When the issue of Welsh identification became controversial during the 2001 Census, around 9% in Wrexham wrote in that they were 'Welsh' , below the overall Welsh figure of 14%, and considerably less than in other parts of north Wales. Welsh-speakers account for 15 per cent of the Wrexham population, less than the national figure of 21 per cent, and well below the proportions found in communities further west. These data provide ammunition for those who see Wrexham as 'anglicized', although the majority of its residents would strongly contest any suggestion that they are not fully Welsh.
Even so, the town's location makes it unavoidable that decision makers must orient themselves as much to developments on the other side of the border as to what occurs within Wales. In many respects, Wrexham is closer to north west England than it is to the towns of the North Wales coast, or to Cardiff and the other south Wales centres.
There is a strong undercurrent of opinion that so far Wrexham has not done as well as south Wales, and particularly Cardiff, out of the devolution settlement– for example, the town has acquired few of the institutional paraphernalia of devolved government. The town's failure to win city status in 2002, when this was given to Newport, fuels this belief.
Wrexham Looking Ahead: Town or City?
Wrexham has not given up its quest for greater recognition. A new bid has been launched to gain city status in 2012. The case is made in terms of the economic regeneration Wrexham has undergone, making it 'the premier administrative, commercial, shopping and industrial centre for north Wales', with a substantial education sector, a large teaching hospital, and developing sports and cultural facilities.
The latter will be enhanced, together with its Welsh identity, during 2011, when Wrexham hosts the Welsh national eisteddfod. The award of World Heritage status to Telford's Pontcysyllte Aqueduct has increased the town's tourism potential.
To counterbalance these positive developments, recession has brought some significant recent job losses. The much-praised attempt to run the Wrexham and Shropshire railway line to London proved unviable, and Wrexham FC is struggling (again) to find a buyer.
The impact of the Eagles Meadow development on the attactiveness of Wrexham, especially the High Street, has been the subject of heated local debate. Some of the contributions demonstrate continuing uncertainty and lack of confidence about the town's future, making unflattering comparisons with successes achieved in similar sized urban centres elsewhere in the UK.

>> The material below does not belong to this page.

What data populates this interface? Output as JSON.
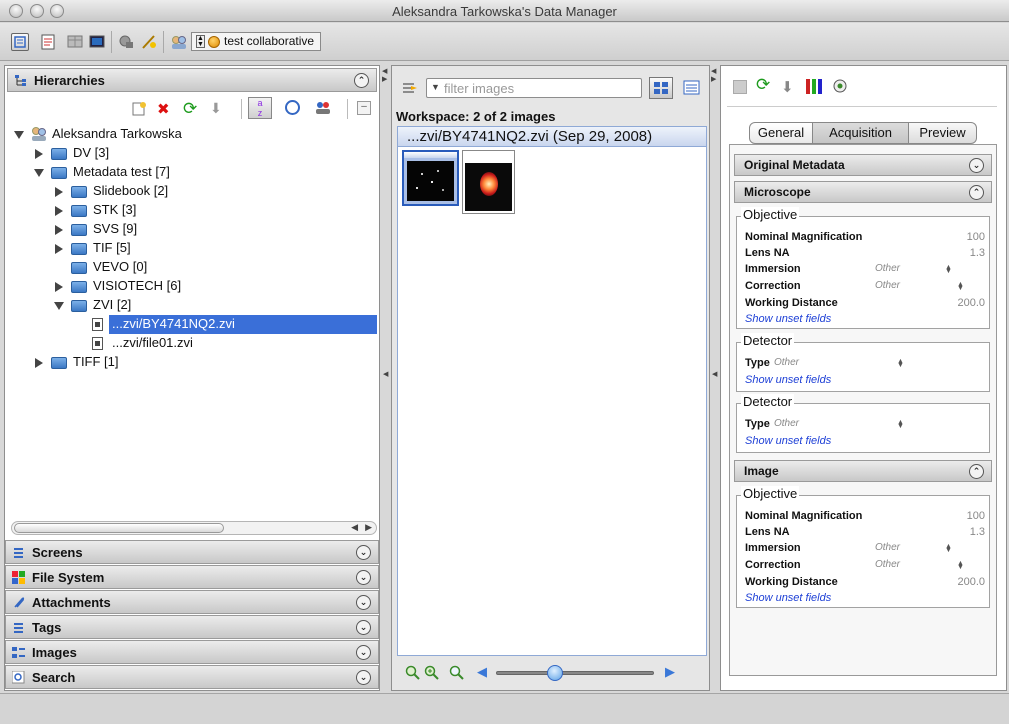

- Graham Day was writing in response to the BBC/Open University series Town With Nicholas Crane